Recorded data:
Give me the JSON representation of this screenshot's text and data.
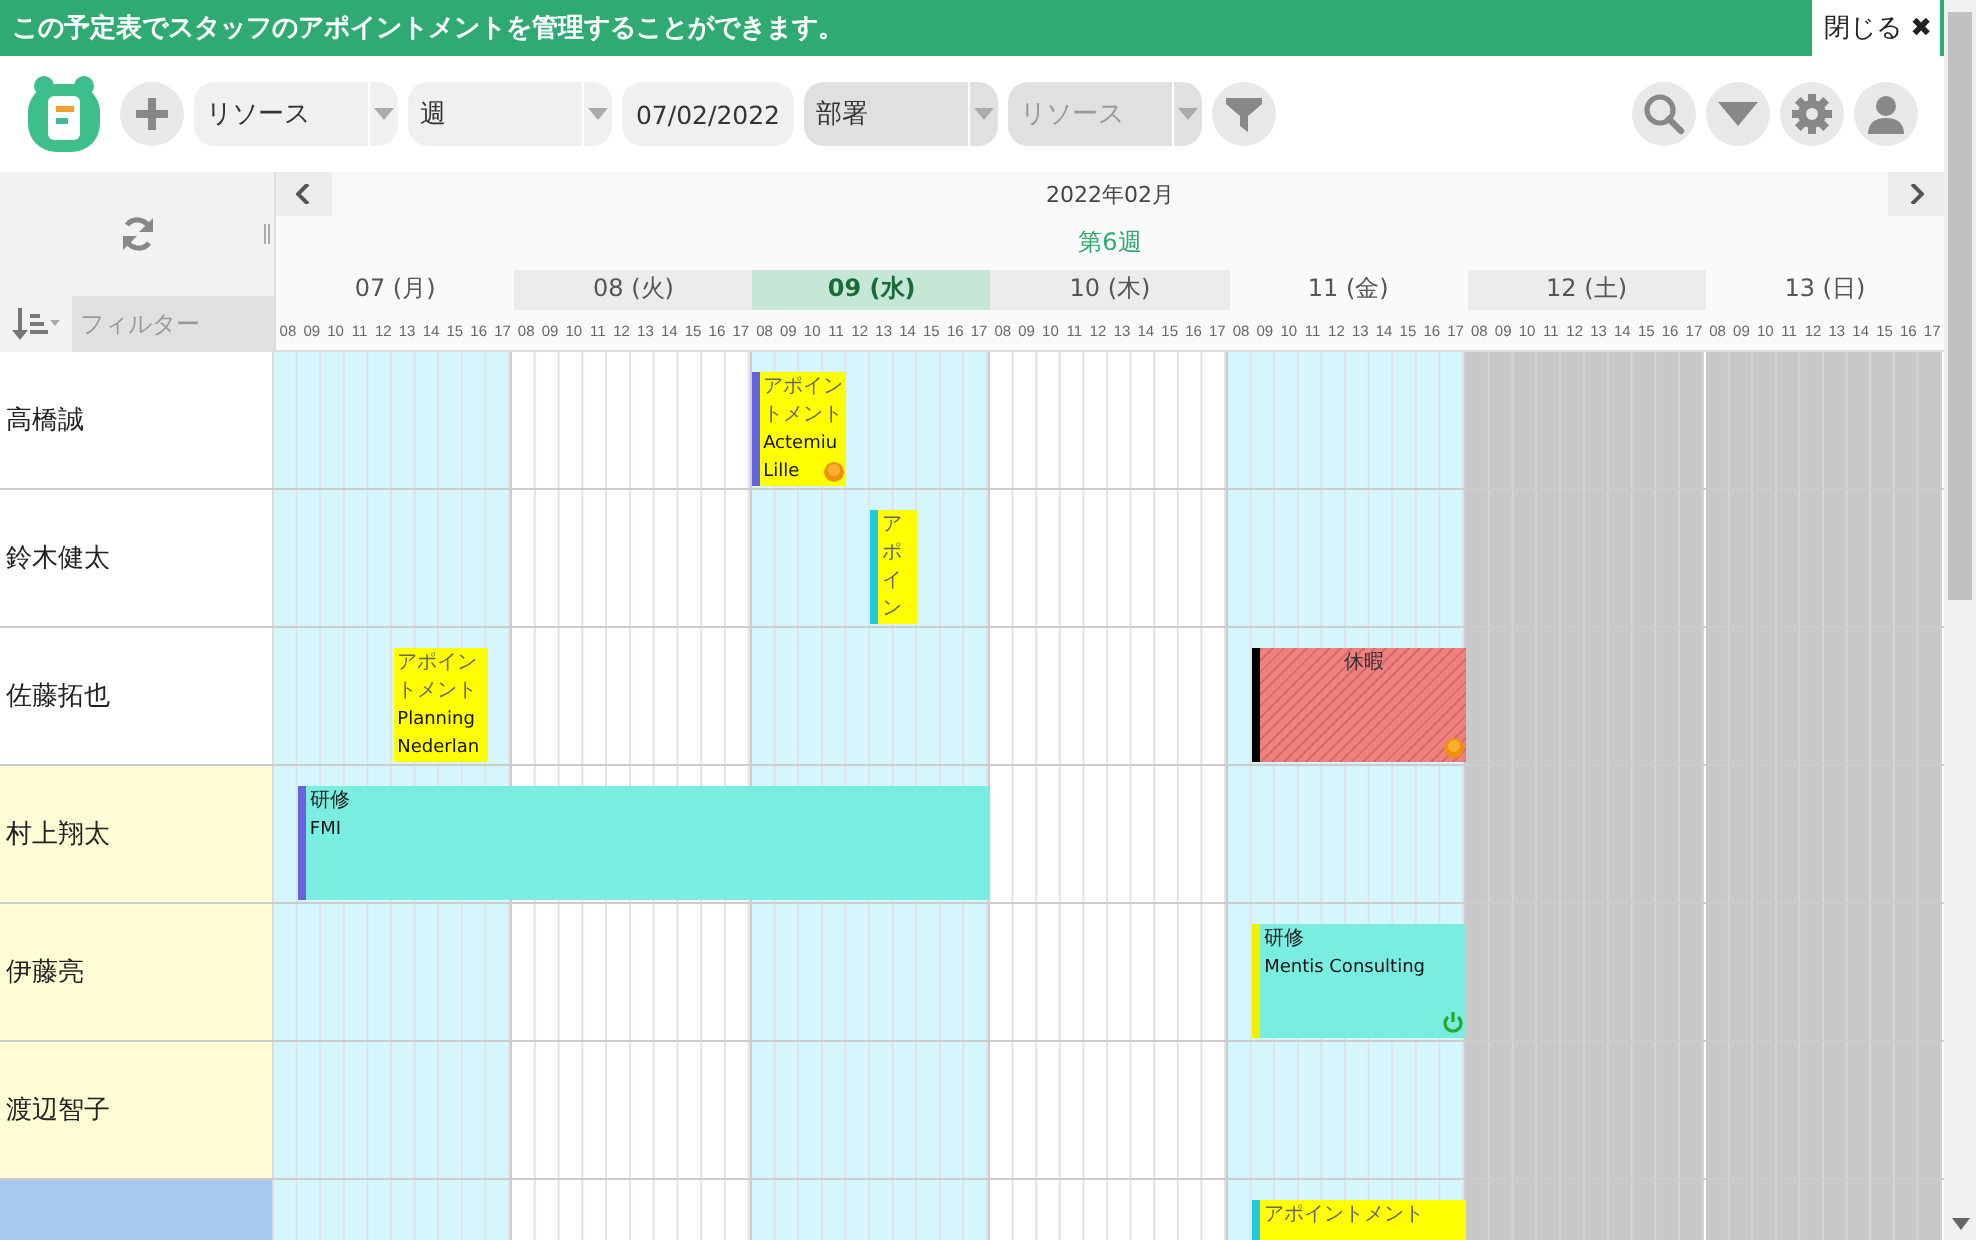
{
  "banner": {
    "message": "この予定表でスタッフのアポイントメントを管理することができます。",
    "close_label": "閉じる",
    "close_icon": "✖"
  },
  "toolbar": [
    {
      "kind": "select",
      "value": "リソース"
    },
    {
      "kind": "select",
      "value": "週"
    },
    {
      "kind": "date",
      "value": "07/02/2022"
    },
    {
      "kind": "filter",
      "value": "部署"
    },
    {
      "kind": "filter",
      "placeholder": "リソース"
    }
  ],
  "filter_field": {
    "placeholder": "フィルター"
  },
  "calendar": {
    "month": "2022年02月",
    "week": "第6週",
    "days": [
      {
        "label": "07 (月)",
        "kind": "weekday",
        "selected": false,
        "hours": [
          "08",
          "09",
          "10",
          "11",
          "12",
          "13",
          "14",
          "15",
          "16",
          "17"
        ]
      },
      {
        "label": "08 (火)",
        "kind": "weekday",
        "selected": false,
        "hours": [
          "08",
          "09",
          "10",
          "11",
          "12",
          "13",
          "14",
          "15",
          "16",
          "17"
        ]
      },
      {
        "label": "09 (水)",
        "kind": "weekday",
        "selected": true,
        "hours": [
          "08",
          "09",
          "10",
          "11",
          "12",
          "13",
          "14",
          "15",
          "16",
          "17"
        ]
      },
      {
        "label": "10 (木)",
        "kind": "weekday",
        "selected": false,
        "hours": [
          "08",
          "09",
          "10",
          "11",
          "12",
          "13",
          "14",
          "15",
          "16",
          "17"
        ]
      },
      {
        "label": "11 (金)",
        "kind": "weekday",
        "selected": false,
        "hours": [
          "08",
          "09",
          "10",
          "11",
          "12",
          "13",
          "14",
          "15",
          "16",
          "17"
        ]
      },
      {
        "label": "12 (土)",
        "kind": "weekend",
        "selected": false,
        "hours": [
          "08",
          "09",
          "10",
          "11",
          "12",
          "13",
          "14",
          "15",
          "16",
          "17"
        ]
      },
      {
        "label": "13 (日)",
        "kind": "weekend",
        "selected": false,
        "hours": [
          "08",
          "09",
          "10",
          "11",
          "12",
          "13",
          "14",
          "15",
          "16",
          "17"
        ]
      }
    ]
  },
  "resources": [
    {
      "name": "高橋誠",
      "color": "#ffffff",
      "events": [
        {
          "kind": "appointment",
          "title": "アポイントメント",
          "client": [
            "Actemiu",
            "Lille"
          ],
          "color": "#6464e0",
          "pending": true
        }
      ]
    },
    {
      "name": "鈴木健太",
      "color": "#ffffff",
      "events": [
        {
          "kind": "appointment",
          "title": "アポイン",
          "color": "#20c8e0"
        }
      ]
    },
    {
      "name": "佐藤拓也",
      "color": "#ffffff",
      "events": [
        {
          "kind": "appointment",
          "title": "アポイントメント",
          "client": [
            "Planning",
            "Nederlan"
          ]
        },
        {
          "kind": "vacation",
          "title": "休暇",
          "color": "#000000",
          "pending": true
        }
      ]
    },
    {
      "name": "村上翔太",
      "color": "#fffdd6",
      "events": [
        {
          "kind": "training",
          "title": "研修",
          "client": [
            "FMI"
          ],
          "color": "#6464e0"
        }
      ]
    },
    {
      "name": "伊藤亮",
      "color": "#fffdd6",
      "events": [
        {
          "kind": "training",
          "title": "研修",
          "client": [
            "Mentis Consulting"
          ],
          "color": "#f0f000",
          "active": true
        }
      ]
    },
    {
      "name": "渡辺智子",
      "color": "#fffdd6"
    },
    {
      "color": "#a8c8f0",
      "events": [
        {
          "kind": "appointment",
          "title": "アポイントメント",
          "color": "#20c8e0"
        }
      ]
    }
  ]
}
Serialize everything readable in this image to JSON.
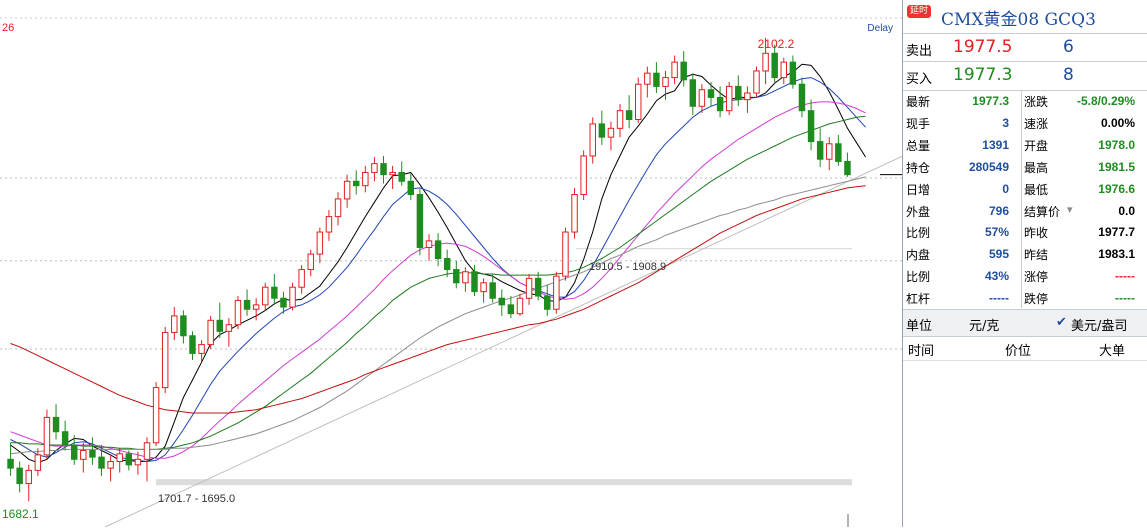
{
  "chart_data": {
    "type": "candlestick",
    "instrument": "CMX黄金08  GCQ3",
    "delay_label": "Delay",
    "corner_label": "26",
    "annotations": {
      "high": "2102.2",
      "low": "1682.1",
      "range_low": "1701.7 - 1695.0",
      "range_mid": "1910.5 - 1908.9"
    },
    "ylim": [
      1665,
      2120
    ],
    "h_lines": [
      1975,
      1900,
      1820
    ],
    "ohlc": [
      [
        1720,
        1735,
        1705,
        1712
      ],
      [
        1712,
        1718,
        1690,
        1698
      ],
      [
        1698,
        1715,
        1682,
        1710
      ],
      [
        1710,
        1730,
        1705,
        1724
      ],
      [
        1724,
        1765,
        1720,
        1758
      ],
      [
        1758,
        1770,
        1738,
        1745
      ],
      [
        1745,
        1755,
        1728,
        1733
      ],
      [
        1733,
        1742,
        1715,
        1720
      ],
      [
        1720,
        1735,
        1708,
        1728
      ],
      [
        1728,
        1740,
        1715,
        1722
      ],
      [
        1722,
        1733,
        1705,
        1712
      ],
      [
        1712,
        1724,
        1700,
        1718
      ],
      [
        1718,
        1730,
        1708,
        1725
      ],
      [
        1725,
        1728,
        1710,
        1715
      ],
      [
        1715,
        1727,
        1706,
        1720
      ],
      [
        1720,
        1740,
        1700,
        1735
      ],
      [
        1735,
        1790,
        1732,
        1785
      ],
      [
        1785,
        1840,
        1780,
        1835
      ],
      [
        1835,
        1858,
        1828,
        1850
      ],
      [
        1850,
        1855,
        1825,
        1832
      ],
      [
        1832,
        1836,
        1810,
        1816
      ],
      [
        1816,
        1828,
        1808,
        1824
      ],
      [
        1824,
        1850,
        1820,
        1846
      ],
      [
        1846,
        1862,
        1830,
        1836
      ],
      [
        1836,
        1848,
        1822,
        1842
      ],
      [
        1842,
        1868,
        1838,
        1864
      ],
      [
        1864,
        1874,
        1850,
        1856
      ],
      [
        1856,
        1866,
        1846,
        1860
      ],
      [
        1860,
        1880,
        1855,
        1876
      ],
      [
        1876,
        1888,
        1860,
        1866
      ],
      [
        1866,
        1872,
        1852,
        1858
      ],
      [
        1858,
        1880,
        1855,
        1876
      ],
      [
        1876,
        1896,
        1870,
        1892
      ],
      [
        1892,
        1910,
        1886,
        1906
      ],
      [
        1906,
        1930,
        1898,
        1926
      ],
      [
        1926,
        1946,
        1918,
        1940
      ],
      [
        1940,
        1962,
        1932,
        1956
      ],
      [
        1956,
        1978,
        1948,
        1972
      ],
      [
        1972,
        1982,
        1960,
        1968
      ],
      [
        1968,
        1986,
        1962,
        1980
      ],
      [
        1980,
        1994,
        1972,
        1988
      ],
      [
        1988,
        1995,
        1970,
        1978
      ],
      [
        1978,
        1986,
        1965,
        1980
      ],
      [
        1980,
        1990,
        1968,
        1972
      ],
      [
        1972,
        1980,
        1955,
        1960
      ],
      [
        1960,
        1965,
        1905,
        1912
      ],
      [
        1912,
        1924,
        1900,
        1918
      ],
      [
        1918,
        1925,
        1895,
        1902
      ],
      [
        1902,
        1910,
        1885,
        1892
      ],
      [
        1892,
        1900,
        1875,
        1880
      ],
      [
        1880,
        1894,
        1872,
        1890
      ],
      [
        1890,
        1896,
        1868,
        1872
      ],
      [
        1872,
        1884,
        1862,
        1880
      ],
      [
        1880,
        1888,
        1862,
        1866
      ],
      [
        1866,
        1874,
        1850,
        1860
      ],
      [
        1860,
        1868,
        1848,
        1852
      ],
      [
        1852,
        1870,
        1850,
        1866
      ],
      [
        1866,
        1888,
        1860,
        1884
      ],
      [
        1884,
        1890,
        1864,
        1868
      ],
      [
        1868,
        1878,
        1850,
        1856
      ],
      [
        1856,
        1890,
        1852,
        1886
      ],
      [
        1886,
        1930,
        1882,
        1926
      ],
      [
        1926,
        1966,
        1920,
        1960
      ],
      [
        1960,
        2000,
        1955,
        1995
      ],
      [
        1995,
        2030,
        1988,
        2024
      ],
      [
        2024,
        2036,
        2005,
        2012
      ],
      [
        2012,
        2026,
        2000,
        2020
      ],
      [
        2020,
        2042,
        2012,
        2036
      ],
      [
        2036,
        2050,
        2020,
        2028
      ],
      [
        2028,
        2066,
        2025,
        2060
      ],
      [
        2060,
        2076,
        2048,
        2070
      ],
      [
        2070,
        2080,
        2052,
        2058
      ],
      [
        2058,
        2072,
        2046,
        2066
      ],
      [
        2066,
        2086,
        2060,
        2080
      ],
      [
        2080,
        2090,
        2058,
        2064
      ],
      [
        2064,
        2070,
        2032,
        2040
      ],
      [
        2040,
        2060,
        2034,
        2055
      ],
      [
        2055,
        2062,
        2040,
        2048
      ],
      [
        2048,
        2058,
        2030,
        2036
      ],
      [
        2036,
        2062,
        2032,
        2058
      ],
      [
        2058,
        2068,
        2040,
        2046
      ],
      [
        2046,
        2058,
        2034,
        2052
      ],
      [
        2052,
        2076,
        2048,
        2072
      ],
      [
        2072,
        2102,
        2060,
        2088
      ],
      [
        2088,
        2096,
        2060,
        2066
      ],
      [
        2066,
        2084,
        2060,
        2080
      ],
      [
        2080,
        2086,
        2056,
        2060
      ],
      [
        2060,
        2066,
        2030,
        2036
      ],
      [
        2036,
        2046,
        2000,
        2008
      ],
      [
        2008,
        2020,
        1985,
        1992
      ],
      [
        1992,
        2012,
        1982,
        2006
      ],
      [
        2006,
        2014,
        1986,
        1990
      ],
      [
        1990,
        1998,
        1976,
        1978
      ]
    ],
    "ma": [
      {
        "color": "#000000",
        "values": [
          1733,
          1727,
          1720,
          1717,
          1720,
          1728,
          1734,
          1739,
          1738,
          1732,
          1728,
          1724,
          1719,
          1719,
          1718,
          1718,
          1722,
          1732,
          1754,
          1776,
          1792,
          1808,
          1825,
          1833,
          1837,
          1842,
          1846,
          1850,
          1855,
          1861,
          1865,
          1864,
          1865,
          1871,
          1877,
          1888,
          1899,
          1912,
          1926,
          1940,
          1953,
          1966,
          1977,
          1978,
          1980,
          1969,
          1957,
          1944,
          1930,
          1915,
          1900,
          1890,
          1888,
          1886,
          1881,
          1877,
          1873,
          1870,
          1869,
          1864,
          1863,
          1867,
          1880,
          1901,
          1926,
          1956,
          1978,
          1995,
          2012,
          2022,
          2033,
          2045,
          2051,
          2054,
          2066,
          2069,
          2067,
          2059,
          2052,
          2046,
          2048,
          2048,
          2048,
          2052,
          2061,
          2067,
          2071,
          2078,
          2077,
          2067,
          2053,
          2037,
          2020,
          2007,
          1994
        ]
      },
      {
        "color": "#1f45b3",
        "values": [
          1738,
          1734,
          1729,
          1724,
          1722,
          1726,
          1731,
          1735,
          1736,
          1734,
          1730,
          1726,
          1722,
          1720,
          1719,
          1718,
          1719,
          1724,
          1735,
          1747,
          1760,
          1774,
          1788,
          1800,
          1809,
          1818,
          1826,
          1834,
          1841,
          1848,
          1854,
          1858,
          1860,
          1864,
          1869,
          1876,
          1885,
          1894,
          1905,
          1917,
          1928,
          1940,
          1951,
          1958,
          1965,
          1966,
          1963,
          1958,
          1951,
          1942,
          1932,
          1922,
          1912,
          1902,
          1893,
          1886,
          1880,
          1876,
          1873,
          1870,
          1867,
          1867,
          1872,
          1882,
          1895,
          1910,
          1925,
          1940,
          1955,
          1969,
          1983,
          1996,
          2006,
          2014,
          2022,
          2030,
          2036,
          2040,
          2043,
          2045,
          2046,
          2047,
          2048,
          2050,
          2054,
          2058,
          2062,
          2065,
          2066,
          2062,
          2056,
          2048,
          2039,
          2030,
          2021
        ]
      },
      {
        "color": "#d23ad2",
        "values": [
          1745,
          1742,
          1739,
          1736,
          1733,
          1732,
          1732,
          1733,
          1733,
          1733,
          1732,
          1730,
          1728,
          1726,
          1724,
          1722,
          1721,
          1721,
          1723,
          1727,
          1732,
          1739,
          1747,
          1755,
          1762,
          1770,
          1777,
          1784,
          1791,
          1798,
          1805,
          1811,
          1817,
          1823,
          1829,
          1836,
          1843,
          1850,
          1858,
          1866,
          1874,
          1883,
          1891,
          1898,
          1905,
          1910,
          1913,
          1915,
          1916,
          1915,
          1913,
          1909,
          1904,
          1898,
          1892,
          1886,
          1880,
          1876,
          1872,
          1868,
          1866,
          1865,
          1866,
          1870,
          1876,
          1884,
          1893,
          1903,
          1913,
          1923,
          1933,
          1943,
          1952,
          1961,
          1969,
          1977,
          1985,
          1992,
          1998,
          2004,
          2010,
          2015,
          2020,
          2025,
          2030,
          2034,
          2038,
          2041,
          2043,
          2044,
          2044,
          2043,
          2041,
          2038,
          2034
        ]
      },
      {
        "color": "#1e7a1e",
        "values": [
          1735,
          1735,
          1734,
          1734,
          1733,
          1733,
          1733,
          1733,
          1732,
          1732,
          1731,
          1731,
          1730,
          1730,
          1729,
          1729,
          1729,
          1730,
          1731,
          1733,
          1735,
          1738,
          1741,
          1745,
          1749,
          1753,
          1758,
          1763,
          1768,
          1774,
          1780,
          1786,
          1792,
          1798,
          1805,
          1812,
          1819,
          1826,
          1834,
          1841,
          1849,
          1856,
          1864,
          1870,
          1876,
          1880,
          1884,
          1886,
          1888,
          1889,
          1889,
          1889,
          1888,
          1888,
          1887,
          1887,
          1887,
          1887,
          1887,
          1887,
          1888,
          1889,
          1891,
          1894,
          1898,
          1902,
          1907,
          1912,
          1918,
          1924,
          1930,
          1936,
          1942,
          1948,
          1954,
          1960,
          1966,
          1972,
          1977,
          1982,
          1987,
          1992,
          1996,
          2000,
          2004,
          2008,
          2012,
          2015,
          2018,
          2021,
          2024,
          2026,
          2028,
          2030,
          2031
        ]
      },
      {
        "color": "#8c8c8c",
        "values": [
          1725,
          1726,
          1727,
          1727,
          1728,
          1728,
          1729,
          1729,
          1729,
          1729,
          1729,
          1729,
          1729,
          1729,
          1729,
          1729,
          1729,
          1729,
          1730,
          1730,
          1731,
          1732,
          1733,
          1735,
          1737,
          1739,
          1741,
          1743,
          1746,
          1749,
          1752,
          1755,
          1759,
          1763,
          1767,
          1772,
          1777,
          1782,
          1788,
          1794,
          1800,
          1806,
          1812,
          1818,
          1824,
          1830,
          1835,
          1840,
          1844,
          1848,
          1852,
          1855,
          1858,
          1861,
          1864,
          1866,
          1869,
          1872,
          1875,
          1878,
          1881,
          1884,
          1887,
          1890,
          1894,
          1898,
          1902,
          1905,
          1909,
          1913,
          1916,
          1919,
          1923,
          1926,
          1929,
          1932,
          1935,
          1938,
          1941,
          1943,
          1946,
          1948,
          1951,
          1953,
          1955,
          1958,
          1960,
          1962,
          1964,
          1966,
          1968,
          1970,
          1972,
          1974,
          1976
        ]
      },
      {
        "color": "#c01010",
        "values": [
          1825,
          1822,
          1818,
          1814,
          1810,
          1806,
          1802,
          1798,
          1794,
          1790,
          1786,
          1782,
          1778,
          1775,
          1772,
          1769,
          1767,
          1765,
          1764,
          1763,
          1762,
          1762,
          1762,
          1762,
          1762,
          1763,
          1764,
          1765,
          1767,
          1769,
          1771,
          1773,
          1775,
          1778,
          1781,
          1784,
          1787,
          1790,
          1793,
          1797,
          1800,
          1803,
          1806,
          1809,
          1812,
          1815,
          1818,
          1821,
          1824,
          1826,
          1828,
          1830,
          1832,
          1834,
          1836,
          1838,
          1840,
          1842,
          1843,
          1845,
          1847,
          1850,
          1853,
          1856,
          1860,
          1864,
          1868,
          1872,
          1876,
          1880,
          1885,
          1890,
          1895,
          1900,
          1905,
          1910,
          1915,
          1920,
          1925,
          1929,
          1933,
          1937,
          1941,
          1944,
          1947,
          1950,
          1953,
          1956,
          1958,
          1960,
          1962,
          1964,
          1966,
          1967,
          1968
        ]
      }
    ]
  },
  "panel": {
    "badge": "延时",
    "title": "CMX黄金08  GCQ3",
    "ask_label": "卖出",
    "ask_price": "1977.5",
    "ask_vol": "6",
    "bid_label": "买入",
    "bid_price": "1977.3",
    "bid_vol": "8",
    "stats": [
      {
        "l1": "最新",
        "v1": "1977.3",
        "c1": "#1e8c1e",
        "l2": "涨跌",
        "v2": "-5.8/0.29%",
        "c2": "#1e8c1e"
      },
      {
        "l1": "现手",
        "v1": "3",
        "c1": "#1f4e9e",
        "l2": "速涨",
        "v2": "0.00%",
        "c2": "#000000"
      },
      {
        "l1": "总量",
        "v1": "1391",
        "c1": "#1f4e9e",
        "l2": "开盘",
        "v2": "1978.0",
        "c2": "#1e8c1e"
      },
      {
        "l1": "持仓",
        "v1": "280549",
        "c1": "#1f4e9e",
        "l2": "最高",
        "v2": "1981.5",
        "c2": "#1e8c1e"
      },
      {
        "l1": "日增",
        "v1": "0",
        "c1": "#1f4e9e",
        "l2": "最低",
        "v2": "1976.6",
        "c2": "#1e8c1e"
      },
      {
        "l1": "外盘",
        "v1": "796",
        "c1": "#1f4e9e",
        "l2": "结算价",
        "v2": "0.0",
        "c2": "#000000"
      },
      {
        "l1": "比例",
        "v1": "57%",
        "c1": "#1f4e9e",
        "l2": "昨收",
        "v2": "1977.7",
        "c2": "#000000"
      },
      {
        "l1": "内盘",
        "v1": "595",
        "c1": "#1f4e9e",
        "l2": "昨结",
        "v2": "1983.1",
        "c2": "#000000"
      },
      {
        "l1": "比例",
        "v1": "43%",
        "c1": "#1f4e9e",
        "l2": "涨停",
        "v2": "-----",
        "c2": "#e02020"
      },
      {
        "l1": "杠杆",
        "v1": "-----",
        "c1": "#1f4e9e",
        "l2": "跌停",
        "v2": "-----",
        "c2": "#1e8c1e"
      }
    ],
    "unit_label": "单位",
    "unit_value": "元/克",
    "unit_alt": "美元/盎司",
    "check": "✔",
    "col_time": "时间",
    "col_price": "价位",
    "col_big": "大单"
  },
  "colors": {
    "up": "#e02020",
    "down": "#1e8c1e"
  }
}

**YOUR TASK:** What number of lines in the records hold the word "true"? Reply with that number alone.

**OUTPUT BELOW:** 4